Close your eyes and image you’re Charles Darwin – okay, okay we know that’s a bit of a stretch, but bear with us. You’ve traveled all around the world: observing, learning and collecting. At some point you have to sit down and examine what you’ve found. With specimens laid out across your study, you’re constantly getting up and sitting down, walking from one specimen to the other.
Exhausting, huh? Charles Darwin – being the problem solver that he was – decided to nip the problem in the bud. To help move more quickly without needing to get up and down, Darwin fastened wheels to one of his armchairs, essentially creating the first “office chair” of its kind. We may think of Darwin as the father of evolution, but look back at how your office chair has evolved over time, and you’ll find Darwin at the front of the line.
Charles Darwin’s Office Chair. Image Source: mcaleers.com
So, how exactly has our office chair evolved over time? We don’t often think much about it, but the ergonomics, mechanisms and styles have continued to change throughout time. And it’s safe to say that we’ve come a long way from Darwin’s make-shift, portable lounge chair!
Boosting Productivity. In addition to castors for portability, office chairs got a make-over in the mid-1800s to better suit the growing modern business environment and the increased need for administrative workers thanks to the expansion of the railway system. Thomas Warren’s Centripetal Spring Chair – designed in 1849 – was one of the first office chairs of its kind. It could tilt in all directions, sat on castors and was equipped with arm and backrests. It was really designed to keep people sitting all day without tiring. If you ask me, it looks pretty fitting for a nap!
Centripetal Spring Chair designed by Thomas Warren. Image source: AmeriPics
European Expansion. In 1912, Albert Stoll – better known today as Sedus – made improvements to the American office chair, releasing the first-swivel chair in Europe called the “Federdreh”. A few years later and they also added castors. Here’s when it started to look more like the office chairs we’ve come to know and love.
The Federdreh by Albert Stoll. Image source: Sedus

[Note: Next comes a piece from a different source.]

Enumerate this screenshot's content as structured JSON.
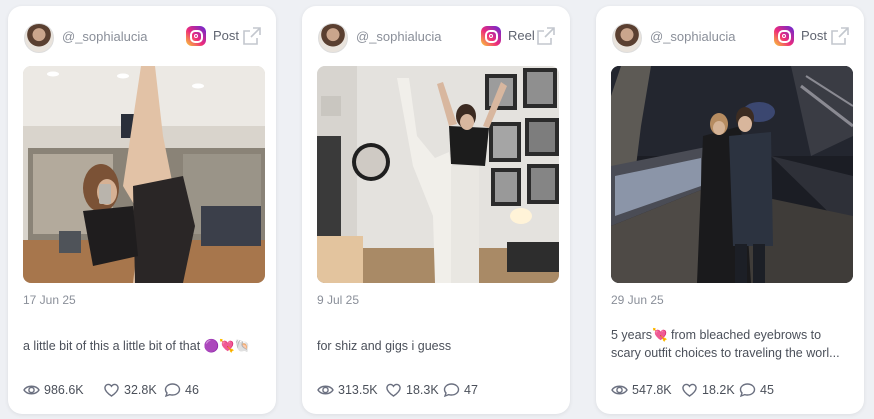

Comfort is Key. The 70s brought forth an interest in the health and comfort of workers, and ergonomic application made its first big debut in the office furniture world. The Ergon Chair from Herman Miller worked towards supporting the body, and incorporated molded foam into the chair for a more comfortable sit. Over the next few decades, ergonomic interest remained, with aspects like lumbar support and back and seat adjustments becoming more prevalent.
The Ergon Chair by Herman Miller. Image Source: archiexpo
Clearly the office chair has evolved significantly over time. The next time you sit in your ergonomically-adjusted, comfortable and mobile chair, you can take a trip down memory lane and think of all of the great minds that helped make it what it is today!